With the pictures left aside, write out the entries that follow exactly.

[Dataset rows for apps and sites]
============================================================
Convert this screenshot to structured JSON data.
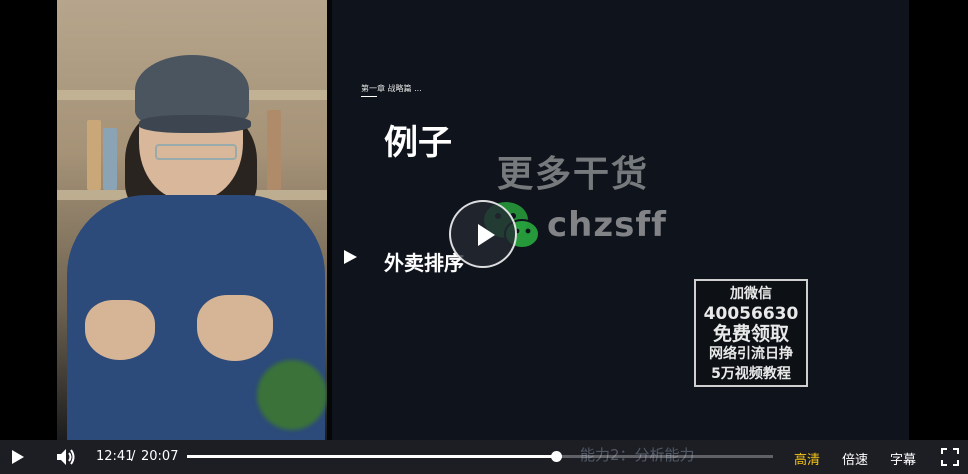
{
  "slide": {
    "breadcrumb": "第一章 战略篇 ...",
    "title": "例子",
    "bullet": "外卖排序"
  },
  "watermark": {
    "headline": "更多干货",
    "handle": "chzsff",
    "promo_lines": [
      "加微信",
      "40056630",
      "免费领取",
      "网络引流日挣",
      "5万视频教程"
    ]
  },
  "ghost_text": "能力2：分析能力",
  "player": {
    "current_time": "12:41",
    "separator": "/",
    "duration": "20:07",
    "progress": 0.63,
    "quality_label": "高清",
    "speed_label": "倍速",
    "subtitle_label": "字幕",
    "accent_color": "#f5c518"
  }
}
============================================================
# RESPONSE AREA
Convert this screenshot to structured JSON data.
{
  "slide": {
    "breadcrumb": "第一章 战略篇 ...",
    "title": "例子",
    "bullet": "外卖排序"
  },
  "watermark": {
    "headline": "更多干货",
    "handle": "chzsff",
    "promo_lines": [
      "加微信",
      "40056630",
      "免费领取",
      "网络引流日挣",
      "5万视频教程"
    ]
  },
  "ghost_text": "能力2：分析能力",
  "player": {
    "current_time": "12:41",
    "separator": "/",
    "duration": "20:07",
    "progress": 0.63,
    "quality_label": "高清",
    "speed_label": "倍速",
    "subtitle_label": "字幕",
    "accent_color": "#f5c518"
  }
}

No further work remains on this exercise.